In our work of professional cuddling, we have the privilege of teaching the world about intimacy in the platonic realm. This is completely eye-opening and life changing for many. Our talented colleague, Tate recently expounded on this, and graciously gave us permission to share their writing with you.
The Difference Between Sex & Intimacy
by Tate Ashley
I recently had a couple of sessions with someone I would categorize as an ideal candidate for platonic touch therapy. He is a highly intellectual internet mogul, who expressed a desire to feel more emotionally and sexually free. We talked about his history with sexual/romantic relationships, and the seeming complete lack of platonic touch and affection in his life.
After about 15 minutes spent in a warm embrace, he started to narrate the emotional experience he was having, and the revelations that came to him through our work.
“I think I’ve confused sex and intimacy my whole life.

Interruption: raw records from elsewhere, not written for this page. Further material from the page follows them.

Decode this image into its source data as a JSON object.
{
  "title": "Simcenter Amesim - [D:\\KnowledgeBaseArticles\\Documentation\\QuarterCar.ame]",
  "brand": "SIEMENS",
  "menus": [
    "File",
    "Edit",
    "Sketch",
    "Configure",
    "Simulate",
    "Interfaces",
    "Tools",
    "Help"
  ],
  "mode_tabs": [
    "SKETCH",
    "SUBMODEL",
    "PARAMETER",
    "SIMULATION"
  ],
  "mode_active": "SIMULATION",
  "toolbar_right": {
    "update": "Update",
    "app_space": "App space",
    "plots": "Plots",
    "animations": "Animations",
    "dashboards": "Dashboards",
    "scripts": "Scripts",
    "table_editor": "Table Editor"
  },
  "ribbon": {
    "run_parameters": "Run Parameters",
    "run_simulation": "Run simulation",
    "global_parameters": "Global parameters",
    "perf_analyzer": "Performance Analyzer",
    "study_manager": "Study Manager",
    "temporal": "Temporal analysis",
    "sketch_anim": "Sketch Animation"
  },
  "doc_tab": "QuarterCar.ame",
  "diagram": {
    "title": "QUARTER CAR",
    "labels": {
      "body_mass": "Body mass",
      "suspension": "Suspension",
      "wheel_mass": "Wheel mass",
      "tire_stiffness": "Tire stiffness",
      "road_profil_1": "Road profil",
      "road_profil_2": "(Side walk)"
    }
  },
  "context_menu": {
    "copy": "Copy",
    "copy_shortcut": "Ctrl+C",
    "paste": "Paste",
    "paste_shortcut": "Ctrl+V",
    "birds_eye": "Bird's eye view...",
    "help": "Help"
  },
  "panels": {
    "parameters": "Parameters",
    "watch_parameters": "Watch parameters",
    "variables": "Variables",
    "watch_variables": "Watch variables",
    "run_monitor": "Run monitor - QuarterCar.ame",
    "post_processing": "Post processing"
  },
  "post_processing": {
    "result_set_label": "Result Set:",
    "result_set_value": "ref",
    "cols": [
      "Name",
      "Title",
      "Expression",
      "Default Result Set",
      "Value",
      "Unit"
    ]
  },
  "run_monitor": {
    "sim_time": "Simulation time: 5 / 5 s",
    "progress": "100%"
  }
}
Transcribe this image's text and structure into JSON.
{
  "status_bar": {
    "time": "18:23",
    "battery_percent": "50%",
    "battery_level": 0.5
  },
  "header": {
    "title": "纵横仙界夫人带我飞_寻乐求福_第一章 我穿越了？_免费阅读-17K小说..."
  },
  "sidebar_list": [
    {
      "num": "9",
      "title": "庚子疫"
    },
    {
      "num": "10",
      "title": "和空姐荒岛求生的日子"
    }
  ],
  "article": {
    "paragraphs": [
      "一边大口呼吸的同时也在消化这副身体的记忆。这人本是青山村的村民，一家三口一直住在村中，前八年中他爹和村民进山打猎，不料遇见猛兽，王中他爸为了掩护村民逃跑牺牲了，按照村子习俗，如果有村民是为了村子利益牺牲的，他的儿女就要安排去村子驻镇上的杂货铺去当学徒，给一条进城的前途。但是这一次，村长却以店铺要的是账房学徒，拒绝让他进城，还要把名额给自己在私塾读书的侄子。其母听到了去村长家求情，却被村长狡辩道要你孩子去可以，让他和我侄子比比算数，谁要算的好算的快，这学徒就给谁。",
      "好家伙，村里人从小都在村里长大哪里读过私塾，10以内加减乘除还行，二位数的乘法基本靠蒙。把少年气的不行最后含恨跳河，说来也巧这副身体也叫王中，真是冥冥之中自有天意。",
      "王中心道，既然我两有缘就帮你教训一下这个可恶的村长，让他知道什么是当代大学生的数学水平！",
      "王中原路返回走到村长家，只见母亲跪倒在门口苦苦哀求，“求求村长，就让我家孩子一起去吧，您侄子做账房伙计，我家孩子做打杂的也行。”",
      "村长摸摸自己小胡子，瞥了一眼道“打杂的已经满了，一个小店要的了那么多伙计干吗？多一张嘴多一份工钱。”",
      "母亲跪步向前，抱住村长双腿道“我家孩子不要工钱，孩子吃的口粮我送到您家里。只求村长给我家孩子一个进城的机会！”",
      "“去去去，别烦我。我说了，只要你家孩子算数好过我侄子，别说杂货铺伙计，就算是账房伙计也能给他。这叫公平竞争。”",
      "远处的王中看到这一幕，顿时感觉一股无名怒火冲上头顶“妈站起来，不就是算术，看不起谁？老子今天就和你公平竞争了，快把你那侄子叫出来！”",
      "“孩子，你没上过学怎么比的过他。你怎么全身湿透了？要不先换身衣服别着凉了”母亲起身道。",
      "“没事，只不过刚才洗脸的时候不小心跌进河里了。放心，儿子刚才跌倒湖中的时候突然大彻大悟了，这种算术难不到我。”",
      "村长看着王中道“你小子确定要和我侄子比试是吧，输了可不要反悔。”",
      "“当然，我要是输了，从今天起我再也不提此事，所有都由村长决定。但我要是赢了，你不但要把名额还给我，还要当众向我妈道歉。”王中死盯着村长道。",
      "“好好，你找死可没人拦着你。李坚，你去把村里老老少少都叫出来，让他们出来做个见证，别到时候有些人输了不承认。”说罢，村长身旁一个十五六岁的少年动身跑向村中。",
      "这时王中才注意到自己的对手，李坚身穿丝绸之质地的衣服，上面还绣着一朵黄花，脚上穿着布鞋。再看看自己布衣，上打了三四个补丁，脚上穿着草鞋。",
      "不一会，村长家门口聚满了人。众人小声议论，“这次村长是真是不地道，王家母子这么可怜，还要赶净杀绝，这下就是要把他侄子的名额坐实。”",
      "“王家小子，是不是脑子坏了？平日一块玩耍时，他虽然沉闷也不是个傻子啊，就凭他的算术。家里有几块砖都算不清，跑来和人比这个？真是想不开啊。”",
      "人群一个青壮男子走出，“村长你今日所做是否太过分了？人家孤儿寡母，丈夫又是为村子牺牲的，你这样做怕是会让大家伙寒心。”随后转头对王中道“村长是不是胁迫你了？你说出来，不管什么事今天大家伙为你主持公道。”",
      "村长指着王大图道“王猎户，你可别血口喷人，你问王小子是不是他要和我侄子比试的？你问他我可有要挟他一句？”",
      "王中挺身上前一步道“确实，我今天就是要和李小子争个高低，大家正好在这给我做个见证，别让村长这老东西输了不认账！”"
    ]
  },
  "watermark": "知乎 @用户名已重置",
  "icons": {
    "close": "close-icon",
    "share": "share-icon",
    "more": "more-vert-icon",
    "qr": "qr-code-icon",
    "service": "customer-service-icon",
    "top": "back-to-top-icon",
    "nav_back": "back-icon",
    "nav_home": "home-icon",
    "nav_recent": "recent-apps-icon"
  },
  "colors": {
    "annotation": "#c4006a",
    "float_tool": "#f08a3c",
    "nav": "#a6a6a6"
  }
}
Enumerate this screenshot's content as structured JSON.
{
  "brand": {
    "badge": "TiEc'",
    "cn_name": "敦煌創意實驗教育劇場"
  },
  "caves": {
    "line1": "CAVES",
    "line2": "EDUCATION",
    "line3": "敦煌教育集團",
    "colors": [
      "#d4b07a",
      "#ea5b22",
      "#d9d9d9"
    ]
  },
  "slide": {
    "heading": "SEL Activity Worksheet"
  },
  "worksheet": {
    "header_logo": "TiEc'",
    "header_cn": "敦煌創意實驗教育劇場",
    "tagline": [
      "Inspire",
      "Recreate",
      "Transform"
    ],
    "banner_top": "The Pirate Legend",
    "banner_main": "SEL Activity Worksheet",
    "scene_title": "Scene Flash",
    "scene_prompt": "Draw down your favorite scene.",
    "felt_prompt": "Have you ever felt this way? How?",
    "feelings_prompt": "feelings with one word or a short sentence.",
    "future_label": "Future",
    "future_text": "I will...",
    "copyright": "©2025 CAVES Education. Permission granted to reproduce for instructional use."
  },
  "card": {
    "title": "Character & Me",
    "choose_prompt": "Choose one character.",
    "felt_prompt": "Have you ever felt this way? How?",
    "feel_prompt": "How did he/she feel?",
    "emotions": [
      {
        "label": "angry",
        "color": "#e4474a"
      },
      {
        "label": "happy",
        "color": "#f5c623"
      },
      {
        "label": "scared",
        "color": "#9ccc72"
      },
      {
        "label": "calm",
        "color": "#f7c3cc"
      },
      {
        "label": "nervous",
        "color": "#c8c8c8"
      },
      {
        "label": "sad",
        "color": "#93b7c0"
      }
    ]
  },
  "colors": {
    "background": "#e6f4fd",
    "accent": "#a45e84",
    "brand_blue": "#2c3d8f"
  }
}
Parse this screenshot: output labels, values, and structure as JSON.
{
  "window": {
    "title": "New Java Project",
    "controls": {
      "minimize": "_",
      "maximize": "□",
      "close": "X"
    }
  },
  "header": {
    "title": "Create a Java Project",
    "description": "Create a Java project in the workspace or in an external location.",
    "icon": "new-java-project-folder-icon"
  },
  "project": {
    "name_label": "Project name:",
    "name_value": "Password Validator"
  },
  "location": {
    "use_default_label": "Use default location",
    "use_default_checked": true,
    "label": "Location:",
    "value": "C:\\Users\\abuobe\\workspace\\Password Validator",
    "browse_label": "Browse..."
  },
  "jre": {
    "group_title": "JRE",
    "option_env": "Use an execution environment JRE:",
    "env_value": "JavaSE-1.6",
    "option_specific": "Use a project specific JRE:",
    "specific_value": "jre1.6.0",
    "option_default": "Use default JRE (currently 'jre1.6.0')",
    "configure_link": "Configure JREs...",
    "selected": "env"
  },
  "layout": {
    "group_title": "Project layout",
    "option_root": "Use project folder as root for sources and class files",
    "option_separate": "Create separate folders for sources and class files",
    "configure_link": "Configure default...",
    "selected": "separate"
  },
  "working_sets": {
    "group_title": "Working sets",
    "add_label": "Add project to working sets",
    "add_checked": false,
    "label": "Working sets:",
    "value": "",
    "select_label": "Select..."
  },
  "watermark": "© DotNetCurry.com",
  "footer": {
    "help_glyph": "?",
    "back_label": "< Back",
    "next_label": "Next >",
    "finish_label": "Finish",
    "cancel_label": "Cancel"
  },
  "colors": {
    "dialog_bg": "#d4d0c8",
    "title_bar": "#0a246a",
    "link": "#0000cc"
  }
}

I’ve always been afraid to get close to people, because I always thought I had this uncontrollable sex drive and that any physical contact would inevitably end in sex.”
There are a lot of people I have had sex with who I really only wanted to cuddle with.
According to NVC (Non-Violent Communication), there are baseline needs of every human, ranging from shelter and food, to emotional and intellectual autonomy. Both sexual expression (even if that expression is asexuality!) and platonic affection are needs. The thing is, though, these needs are separate, when in our culture they are often conflated, or worse seen as synonymous.
Our need for sexual expression is a byproduct of our genes’ “desire” to replicate. We are driven to procreate (even if our bodies mistakenly believe, contrary to all evidence, that we might be able to do this with a member of the same sex, or someone who cannot reproduce). This is a very complicated set of subconscious cues, emotional entanglement, and potential health risk.
Our need for affection, on the other hand, is also hard-wired, but has a different goal. When we are touched by members of our community in a way that we like, our brains release oxytocin, serotonin, and norepinephrine as a reward for finding safety.
That’s right — being touched consensually is a signal to our brains that we are in a safe environment.
That is why physical relaxation, emotional release, and even intellectual revelations can come to us in the healing space of being touched in a way that feels good by a person we trust.
Communicating exactly what we want and don’t want is the only barrier between us and these delicious neurotransmitters, and learning how to do this can up our chances of not only feeling good, but fostering whole communities that can sustainably provide its members with this kind of loving affection and safety.
I am so pleased that my work can empower others to understand themselves better, be satiated with platonic affection, and better communicate their desires (as well as gracefully accept rejection).